Data about app and page elements:
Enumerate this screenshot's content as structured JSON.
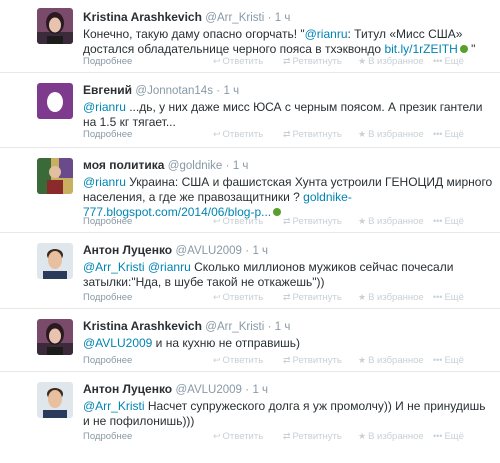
{
  "footer_labels": {
    "more": "Подробнее",
    "reply": "Ответить",
    "retweet": "Ретвитнуть",
    "favorite": "В избранное",
    "more_actions": "Ещё"
  },
  "tweets": [
    {
      "fullname": "Kristina Arashkevich",
      "username": "@Arr_Kristi",
      "sep": "·",
      "time": "1 ч",
      "line1_a": "Конечно, такую даму опасно огорчать! \"",
      "line1_mention": "@rianru",
      "line1_b": ": Титул «Мисс США»",
      "line2_a": "достался обладательнице черного пояса в тхэквондо ",
      "line2_link": "bit.ly/1rZEITH",
      "line2_b": " \""
    },
    {
      "fullname": "Евгений",
      "username": "@Jonnotan14s",
      "sep": "·",
      "time": "1 ч",
      "line1_mention": "@rianru",
      "line1_b": " ...дь, у них даже мисс ЮСА с черным поясом. А презик гантели",
      "line2_a": "на 1.5 кг тягает..."
    },
    {
      "fullname": "моя политика",
      "username": "@goldnike",
      "sep": "·",
      "time": "1 ч",
      "line1_mention": "@rianru",
      "line1_b": " Украина: США и фашистская Хунта устроили ГЕНОЦИД мирного",
      "line2_a": "населения, а где же правозащитники ? ",
      "line2_link": "goldnike-",
      "line3_link": "777.blogspot.com/2014/06/blog-p..."
    },
    {
      "fullname": "Антон Луценко",
      "username": "@AVLU2009",
      "sep": "·",
      "time": "1 ч",
      "line1_mention": "@Arr_Kristi",
      "line1_mention2": "@rianru",
      "line1_b": " Сколько миллионов мужиков сейчас почесали",
      "line2_a": "затылки:\"Нда, в шубе такой не откажешь\"))"
    },
    {
      "fullname": "Kristina Arashkevich",
      "username": "@Arr_Kristi",
      "sep": "·",
      "time": "1 ч",
      "line1_mention": "@AVLU2009",
      "line1_b": " и на кухню не отправишь)"
    },
    {
      "fullname": "Антон Луценко",
      "username": "@AVLU2009",
      "sep": "·",
      "time": "1 ч",
      "line1_mention": "@Arr_Kristi",
      "line1_b": " Насчет супружеского долга я уж промолчу)) И не принудишь",
      "line2_a": "и не пофилонишь)))"
    }
  ]
}
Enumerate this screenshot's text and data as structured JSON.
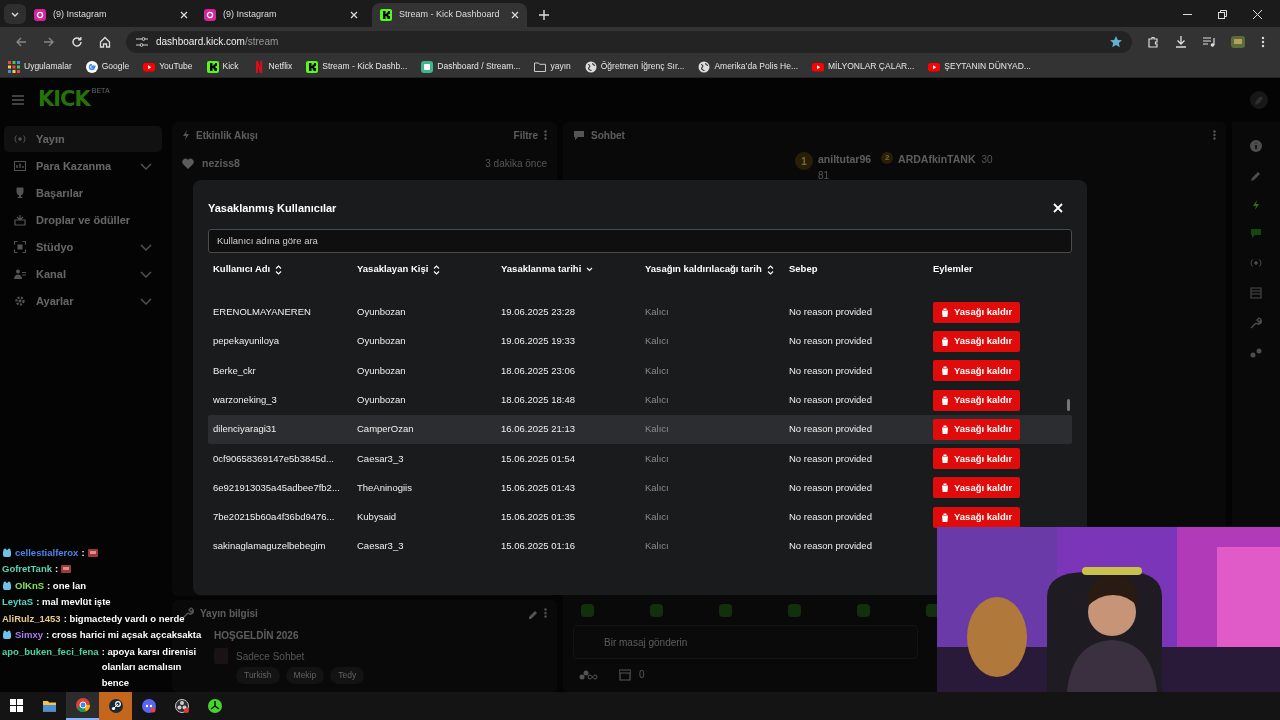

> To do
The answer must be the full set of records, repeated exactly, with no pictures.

> Reply
Enumerate this screenshot's content as structured JSON.
{
  "footer_labels": {
    "more": "Подробнее",
    "reply": "Ответить",
    "retweet": "Ретвитнуть",
    "favorite": "В избранное",
    "more_actions": "Ещё"
  },
  "tweets": [
    {
      "fullname": "Kristina Arashkevich",
      "username": "@Arr_Kristi",
      "sep": "·",
      "time": "1 ч",
      "line1_a": "Конечно, такую даму опасно огорчать! \"",
      "line1_mention": "@rianru",
      "line1_b": ": Титул «Мисс США»",
      "line2_a": "достался обладательнице черного пояса в тхэквондо ",
      "line2_link": "bit.ly/1rZEITH",
      "line2_b": " \""
    },
    {
      "fullname": "Евгений",
      "username": "@Jonnotan14s",
      "sep": "·",
      "time": "1 ч",
      "line1_mention": "@rianru",
      "line1_b": " ...дь, у них даже мисс ЮСА с черным поясом. А презик гантели",
      "line2_a": "на 1.5 кг тягает..."
    },
    {
      "fullname": "моя политика",
      "username": "@goldnike",
      "sep": "·",
      "time": "1 ч",
      "line1_mention": "@rianru",
      "line1_b": " Украина: США и фашистская Хунта устроили ГЕНОЦИД мирного",
      "line2_a": "населения, а где же правозащитники ? ",
      "line2_link": "goldnike-",
      "line3_link": "777.blogspot.com/2014/06/blog-p..."
    },
    {
      "fullname": "Антон Луценко",
      "username": "@AVLU2009",
      "sep": "·",
      "time": "1 ч",
      "line1_mention": "@Arr_Kristi",
      "line1_mention2": "@rianru",
      "line1_b": " Сколько миллионов мужиков сейчас почесали",
      "line2_a": "затылки:\"Нда, в шубе такой не откажешь\"))"
    },
    {
      "fullname": "Kristina Arashkevich",
      "username": "@Arr_Kristi",
      "sep": "·",
      "time": "1 ч",
      "line1_mention": "@AVLU2009",
      "line1_b": " и на кухню не отправишь)"
    },
    {
      "fullname": "Антон Луценко",
      "username": "@AVLU2009",
      "sep": "·",
      "time": "1 ч",
      "line1_mention": "@Arr_Kristi",
      "line1_b": " Насчет супружеского долга я уж промолчу)) И не принудишь",
      "line2_a": "и не пофилонишь)))"
    }
  ]
}
Enumerate this screenshot's text and data as structured JSON.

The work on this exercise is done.